Third, these same department managers, if they are savvy enough to look elsewhere besides themselves for inspiration, may look to the person who they are replacing as the model – especially if the employee who left did so on his own rather than being terminated. They think to themselves, Tom was pretty good at most of the things I asked him to do and I sure wish he’d stayed rather than left, so I’m going to find The Next Tom to come in and replace him and hope he sticks around longer. Rarely do we sit down and wonder why Tom left in the first place, to see if it was the position or system or culture or team fit that made it an impossible situation for Tom to stick it out in.
In short, many small businesses have inexperienced and unskilled leaders making decisions with out any training and doing what comes naturally, which is to do what they know and what they learned while on the job.

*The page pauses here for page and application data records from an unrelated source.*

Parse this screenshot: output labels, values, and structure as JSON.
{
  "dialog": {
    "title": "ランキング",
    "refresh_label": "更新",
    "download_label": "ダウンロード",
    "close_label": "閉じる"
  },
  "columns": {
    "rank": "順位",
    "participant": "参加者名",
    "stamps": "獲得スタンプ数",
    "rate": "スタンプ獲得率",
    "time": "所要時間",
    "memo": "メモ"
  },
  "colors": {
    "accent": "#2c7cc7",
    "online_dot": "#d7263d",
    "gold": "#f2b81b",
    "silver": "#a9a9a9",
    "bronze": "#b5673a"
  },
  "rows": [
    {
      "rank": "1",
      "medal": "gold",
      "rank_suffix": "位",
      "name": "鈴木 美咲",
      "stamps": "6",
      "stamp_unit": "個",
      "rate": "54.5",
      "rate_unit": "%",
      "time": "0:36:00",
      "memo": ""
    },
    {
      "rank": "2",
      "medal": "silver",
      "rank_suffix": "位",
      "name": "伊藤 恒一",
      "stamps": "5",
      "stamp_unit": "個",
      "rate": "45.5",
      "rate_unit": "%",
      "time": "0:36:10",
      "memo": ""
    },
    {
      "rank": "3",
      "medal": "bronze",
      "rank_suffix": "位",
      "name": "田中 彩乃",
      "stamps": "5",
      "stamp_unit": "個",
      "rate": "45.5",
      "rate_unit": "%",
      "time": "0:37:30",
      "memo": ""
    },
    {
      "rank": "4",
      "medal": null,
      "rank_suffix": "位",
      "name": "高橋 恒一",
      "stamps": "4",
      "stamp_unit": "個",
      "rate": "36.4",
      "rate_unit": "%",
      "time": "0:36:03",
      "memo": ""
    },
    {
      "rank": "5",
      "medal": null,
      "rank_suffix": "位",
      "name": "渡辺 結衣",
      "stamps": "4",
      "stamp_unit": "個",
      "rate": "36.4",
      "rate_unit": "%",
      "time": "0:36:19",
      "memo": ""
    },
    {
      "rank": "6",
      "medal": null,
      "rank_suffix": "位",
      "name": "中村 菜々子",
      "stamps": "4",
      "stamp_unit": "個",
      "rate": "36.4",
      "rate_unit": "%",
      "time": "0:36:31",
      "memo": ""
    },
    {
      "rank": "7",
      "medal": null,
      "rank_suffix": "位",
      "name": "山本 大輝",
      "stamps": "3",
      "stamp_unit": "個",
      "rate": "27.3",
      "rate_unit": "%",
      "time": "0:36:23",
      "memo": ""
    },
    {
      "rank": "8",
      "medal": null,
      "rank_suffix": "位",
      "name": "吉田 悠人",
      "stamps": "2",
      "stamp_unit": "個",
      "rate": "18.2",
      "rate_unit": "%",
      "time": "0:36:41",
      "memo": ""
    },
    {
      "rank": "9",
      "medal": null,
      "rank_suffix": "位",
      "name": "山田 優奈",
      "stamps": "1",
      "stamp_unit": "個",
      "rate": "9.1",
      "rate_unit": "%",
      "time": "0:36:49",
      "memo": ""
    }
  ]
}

The issue is that these are usually bad habits and need to be broken, or your team will continue to suffer because of it. In small business, especially, where the stage of growth that a company is in might be changing every six months or less, teams need to be reassessed frequently for current needs and objectives.
Here are some simple questions you can ask to see if your teams are designed well.
1. Do you have current job functions listed out clearly?
2. Do you have a recruiting team and are they trained on techniques to hire great people for the right position?
3. Have you identified the kind of communication style (direct or indirect, collaborative or independent) that is best suited for each function?
4. Have you identified behavioral-, competency- and personality-driven characteristics to match each position with potential team members?
5. Does each position have a clear advancement path laid out?
6. Does every person on the team have a growth or development plan created for them?
7. Do you update these needs every time there’s a change in the development stage or reorg in your business?
8. Have you communicated to everyone on the team everyone else’s role and goals?
9. Have you dumped every toxic employee from the team, regardless of skillset or contribution?
10. Do you reward the team rather than the individual?
11. Do you meet regularly (quarterly/semi-annually) with every team member to discuss their growth-plan progress?
If you answered Yes to most of these, you’re on the right track. If you stumbled on more than a couple, you should reconsider how you are indirectly impacting the team’s success by not setting them up as well as you should in your role as team leader. And if you think to yourself, it’s not that big of a deal to make changes, we grew our sales by 23% last year, how do you know with the right team you couldn’t have grown sales by 44%?